Put your financial house in order. Knowing your income and expenses will help you get loans and, subsequently, buy more property, De Guzman says. Don’t forget to include taxes, insurance, maintenance, management, utilities and the reserves for major repairs, like a new roof.
It also pays to learn financing and talk with mortgage brokers to find programs to buy the property with as little money down as possible. First-time homeowners might buy a four-unit apartment building, get an Federal Housing Administration loan with a 3.5-percent down payment, collect the security deposit and, if you close early enough in the month, use the first month’s prorated rent toward the down payment, De Guzman says.
Learn your market’s vacancy rates and property ratings. There are areas rated A through F, and they all sell and rent for different rates. Keep your vacancy rate to 5 percent or less, De Guzman says, so you won’t be stuck with an unrented property for months at a time.
If you don’t want to be a property babysitter, avoid the areas with the lesser ratings. Areas with F ratings often have the most violent crimes in the neighborhood. “It’s tough being there. You have to watch your investment like a hawk,” he says.
A-rated areas often mean higher sales prices but lead to higher rents and more regular tenants. “You’ll have fewer headaches if you’re dealing with renters who can afford a more expensive rent. You don’t want to be dealing with the bottom-of-the-barrel (properties) if you plan on being an absentee landlord,” Novotny says.
Look for real estate with great potential. Properties that tend to do well are near schools, expanding retail or trendy points of interest, local transportation, or surrounding malls, says Daniel Sanchez, commercial associate partner of Partners Trust Commercial in Beverly Hills, California.
Once it’s yours, maintain the exterior and keep your costs down with desert landscaping, low-flow toilets and tankless water heaters, he says.
Keep your options open. Consider smaller markets within secondary markets, how well the house was built and how much people are paying rent in the neighborhood. “I want to be in the $800-to-$900 range in the secondary market,” says Yariv Bensira, owner of Hyde Capital in Memphis, Tennessee, who came to the country to attend college and now who owns and handles 4,000 units with a private investment fund in Israel.
Before buying, he checks how well the house was framed, who the tenants would be and what he can add to the property to reasonably increase the rent. “You’re not going to change the demographic or bring in completely new people. The question is whether the existing tenants can pay a little more for a better product,” he says.

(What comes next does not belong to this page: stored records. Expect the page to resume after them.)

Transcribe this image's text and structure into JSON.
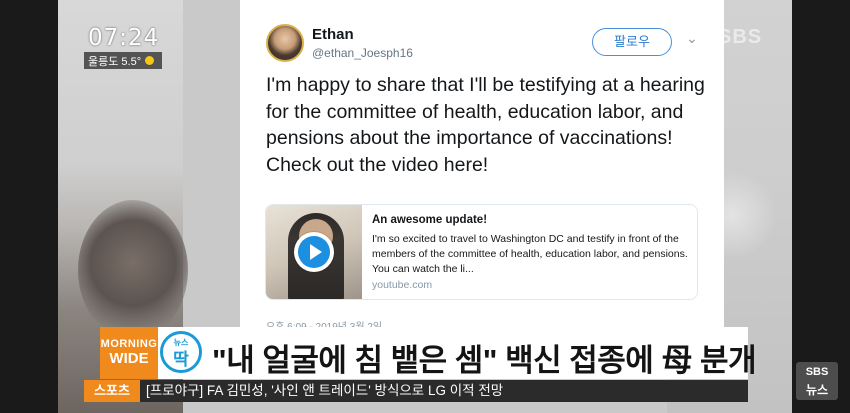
{
  "broadcast": {
    "clock": "07:24",
    "weather": "울릉도 5.5°",
    "channel_mark": "SBS",
    "program_logo_top": "MORNING",
    "program_logo_bottom": "WIDE",
    "badge_small": "뉴스",
    "badge_big": "딱",
    "headline": "\"내 얼굴에 침 뱉은 셈\" 백신 접종에 母 분개",
    "ticker_tag": "스포츠",
    "ticker_text": "[프로야구] FA 김민성, '사인 앤 트레이드' 방식으로 LG 이적 전망",
    "sbs_news_top": "SBS",
    "sbs_news_bottom": "뉴스"
  },
  "tweet": {
    "name": "Ethan",
    "handle": "@ethan_Joesph16",
    "follow_label": "팔로우",
    "text": "I'm happy to share that I'll be testifying at a hearing for the committee of health, education labor, and pensions about the importance of vaccinations! Check out the video here!",
    "card": {
      "title": "An awesome update!",
      "description": "I'm so excited to travel to Washington DC and testify in front of the members of the committee of health, education labor, and pensions. You can watch the li...",
      "domain": "youtube.com"
    },
    "timestamp": "오후 6:09 - 2019년 3월 2일"
  },
  "colors": {
    "orange_brand": "#f08a1c",
    "badge_blue": "#1a9bd7",
    "follow_blue": "#2c7cd1",
    "play_blue": "#1d8fe0"
  }
}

Don’t be lured by low interest rates. If a property is already 30 years old and would cost the same to build it, then don’t buy it, Bensira says. Make sure your home has enough value to get the returns you want when you eventually sell the property.
Renovate the kitchen and bathrooms to get higher rent. Quality granite in the kitchencould save you resurfacing costs, and bring in an extra $50 to $90 per month, Bensira says. Be sure to know how much renovations cost so that you know if you’re getting a fair bid.
Screen the tenants. Have an application process and use a service such as National Tenant Network to look for civil and criminal lawsuits, recent collection activity and credit scores above 600, says De Guzman. “Look for people who were down financially, but now are on their way up with a good job and some savings, who have been paying their bills for the past four years,” he says.